The request process begins with a formal letter that you write to the school. It’s not complicated, but there are certain things that definitely have to be in the letter. Once you deliver that letter, it’s important to follow up with the school to make sure your request is moving forward.
A. Follow these steps to request a free school evaluation.
B. Download sample letters for requesting an evaluation. You can use them as guides for writing your own.
C. Learn why the school needs your consent to evaluate your child.
If your child is under age 3, get information on how to request an early intervention evaluation.
If your child goes to private school, find out if private schools have to provide free school evaluations, how the request process works, and who pays that bill.For Educational Evaluations in US visit UT Evaluators.
How to Request a Private Evaluation
No matter what type of school your child goes to, you have the option for a private evaluation instead of a free school evaluation. The process for getting one is very different from getting one at school, though.
Instead of making a request, you have to find and hire a professional to do the testing. These evaluations can be expensive. But you may be able to get them for free or at a low cost.
Follow these steps to request a private evaluation for your child.
If you’re concerned your child has ADHD, learn what to look for in an evaluation for ADHD. And if you’re thinking about getting an evaluation yourself, or your young adult child is, find out where adults can get evaluated for dyslexia or for ADHD.
Waiting for the Evaluation
Once you give your consent for an evaluation, special education law requires that the school complete your child’s evaluation within 60 days. (Some states use calendar days, while others use school or business days.)
In the meantime, there are things you can do to get support for your child. You can ask your child’s teacher to give extra support in the classroom.
You can also ask about getting your child targeted support through response to intervention (RTI).
A. Find out what to do if the school moves too slowly with an evaluation.
B. Learn about informal supports you can ask for while you’re waiting.
C. Understand your child’s rights in the case that your child gets in trouble at school before having an IEP or a 504 plan.
What to Do If Your Evaluation Request Is Denied

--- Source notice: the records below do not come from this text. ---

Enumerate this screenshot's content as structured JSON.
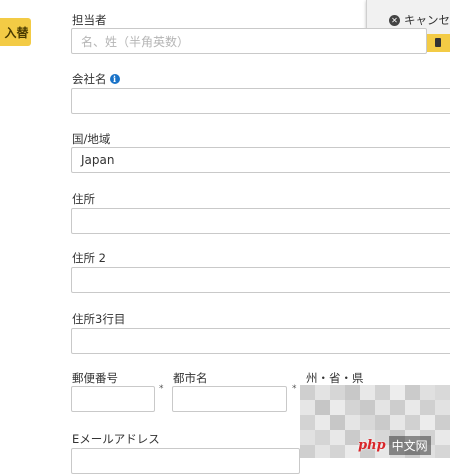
{
  "side_button": {
    "label": "入替"
  },
  "cancel_button": {
    "label": "キャンセ"
  },
  "form": {
    "assignee": {
      "label": "担当者",
      "placeholder": "名、姓（半角英数）"
    },
    "company": {
      "label": "会社名"
    },
    "country": {
      "label": "国/地域",
      "value": "Japan"
    },
    "address1": {
      "label": "住所"
    },
    "address2": {
      "label": "住所 2"
    },
    "address3": {
      "label": "住所3行目"
    },
    "postal_code": {
      "label": "郵便番号",
      "required_mark": "*"
    },
    "city": {
      "label": "都市名",
      "required_mark": "*"
    },
    "state": {
      "label": "州・省・県"
    },
    "email": {
      "label": "Eメールアドレス"
    }
  },
  "watermark": {
    "prefix": "php",
    "suffix": "中文网"
  },
  "colors": {
    "accent": "#f3cb45",
    "info": "#1a73c8",
    "border": "#c9c9c9"
  }
}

Sometimes schools deny a request for an evaluation. There are things you can do if that happens. One option is to request an independent educational evaluation (IEE).
This is an evaluation done by an outside professional, but paid for by the school. To know more details on Educational Evaluations in US visit Icassp2003
Follow these steps to take if your evaluation request is denied.
You can also:
A. Learn about options for resolving a disagreement with the school.
B. Get help and information from the Parent Training and Information Center (PTI) in your area.
Requesting an evaluation is the first step toward getting your child help at school. Testing will let you understand why your child struggles, and what accommodations may be helpful. Testing will also reveal your child’s strengths.
It might have taken you awhile to decide to request an evaluation. Once you start the evaluation process, though, things usually move pretty quickly.
Here are the next steps in your evaluation journey:
A. Preparing for an evaluation
B. Understanding evaluation results and next steps